TO DO: The entries below are to be duplicated exactly, with nothing left out.

DATASET RECORDS:
Segment Open

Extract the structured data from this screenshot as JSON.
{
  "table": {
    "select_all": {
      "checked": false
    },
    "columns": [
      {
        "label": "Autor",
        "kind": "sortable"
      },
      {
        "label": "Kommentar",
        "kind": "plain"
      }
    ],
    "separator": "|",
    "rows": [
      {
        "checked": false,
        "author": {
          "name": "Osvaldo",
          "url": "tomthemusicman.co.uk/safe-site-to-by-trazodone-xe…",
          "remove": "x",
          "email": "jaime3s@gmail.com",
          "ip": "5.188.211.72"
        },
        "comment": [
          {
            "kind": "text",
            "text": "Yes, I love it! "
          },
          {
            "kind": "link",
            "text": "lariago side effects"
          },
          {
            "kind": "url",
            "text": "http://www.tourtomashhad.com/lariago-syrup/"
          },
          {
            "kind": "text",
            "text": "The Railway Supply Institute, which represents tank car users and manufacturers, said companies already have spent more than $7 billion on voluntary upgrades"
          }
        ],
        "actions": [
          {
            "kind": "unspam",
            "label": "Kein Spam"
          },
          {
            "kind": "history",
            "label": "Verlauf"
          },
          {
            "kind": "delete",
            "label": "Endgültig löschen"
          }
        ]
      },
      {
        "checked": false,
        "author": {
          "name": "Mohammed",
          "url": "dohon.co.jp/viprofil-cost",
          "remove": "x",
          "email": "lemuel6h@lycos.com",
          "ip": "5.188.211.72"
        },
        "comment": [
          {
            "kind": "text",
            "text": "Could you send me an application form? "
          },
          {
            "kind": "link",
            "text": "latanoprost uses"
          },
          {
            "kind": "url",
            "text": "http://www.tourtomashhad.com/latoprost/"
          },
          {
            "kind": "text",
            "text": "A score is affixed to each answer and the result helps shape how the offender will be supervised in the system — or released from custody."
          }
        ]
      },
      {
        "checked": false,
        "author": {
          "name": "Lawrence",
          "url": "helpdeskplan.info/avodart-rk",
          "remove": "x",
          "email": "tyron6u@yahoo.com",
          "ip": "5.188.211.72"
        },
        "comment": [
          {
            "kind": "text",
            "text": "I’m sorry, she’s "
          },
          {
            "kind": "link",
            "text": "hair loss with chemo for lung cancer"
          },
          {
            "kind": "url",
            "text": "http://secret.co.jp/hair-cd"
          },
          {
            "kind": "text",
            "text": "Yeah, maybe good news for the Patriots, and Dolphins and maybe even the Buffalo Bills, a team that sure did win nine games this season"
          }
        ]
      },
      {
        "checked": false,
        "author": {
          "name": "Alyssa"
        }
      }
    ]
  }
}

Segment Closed

RESPONSE TO THE TASK:
Extract the structured data from this screenshot as JSON.
{
  "table": {
    "select_all": {
      "checked": false
    },
    "columns": [
      {
        "label": "Autor",
        "kind": "sortable"
      },
      {
        "label": "Kommentar",
        "kind": "plain"
      }
    ],
    "separator": "|",
    "rows": [
      {
        "checked": false,
        "author": {
          "name": "Osvaldo",
          "url": "tomthemusicman.co.uk/safe-site-to-by-trazodone-xe…",
          "remove": "x",
          "email": "jaime3s@gmail.com",
          "ip": "5.188.211.72"
        },
        "comment": [
          {
            "kind": "text",
            "text": "Yes, I love it! "
          },
          {
            "kind": "link",
            "text": "lariago side effects"
          },
          {
            "kind": "url",
            "text": "http://www.tourtomashhad.com/lariago-syrup/"
          },
          {
            "kind": "text",
            "text": "The Railway Supply Institute, which represents tank car users and manufacturers, said companies already have spent more than $7 billion on voluntary upgrades"
          }
        ],
        "actions": [
          {
            "kind": "unspam",
            "label": "Kein Spam"
          },
          {
            "kind": "history",
            "label": "Verlauf"
          },
          {
            "kind": "delete",
            "label": "Endgültig löschen"
          }
        ]
      },
      {
        "checked": false,
        "author": {
          "name": "Mohammed",
          "url": "dohon.co.jp/viprofil-cost",
          "remove": "x",
          "email": "lemuel6h@lycos.com",
          "ip": "5.188.211.72"
        },
        "comment": [
          {
            "kind": "text",
            "text": "Could you send me an application form? "
          },
          {
            "kind": "link",
            "text": "latanoprost uses"
          },
          {
            "kind": "url",
            "text": "http://www.tourtomashhad.com/latoprost/"
          },
          {
            "kind": "text",
            "text": "A score is affixed to each answer and the result helps shape how the offender will be supervised in the system — or released from custody."
          }
        ]
      },
      {
        "checked": false,
        "author": {
          "name": "Lawrence",
          "url": "helpdeskplan.info/avodart-rk",
          "remove": "x",
          "email": "tyron6u@yahoo.com",
          "ip": "5.188.211.72"
        },
        "comment": [
          {
            "kind": "text",
            "text": "I’m sorry, she’s "
          },
          {
            "kind": "link",
            "text": "hair loss with chemo for lung cancer"
          },
          {
            "kind": "url",
            "text": "http://secret.co.jp/hair-cd"
          },
          {
            "kind": "text",
            "text": "Yeah, maybe good news for the Patriots, and Dolphins and maybe even the Buffalo Bills, a team that sure did win nine games this season"
          }
        ]
      },
      {
        "checked": false,
        "author": {
          "name": "Alyssa"
        }
      }
    ]
  }
}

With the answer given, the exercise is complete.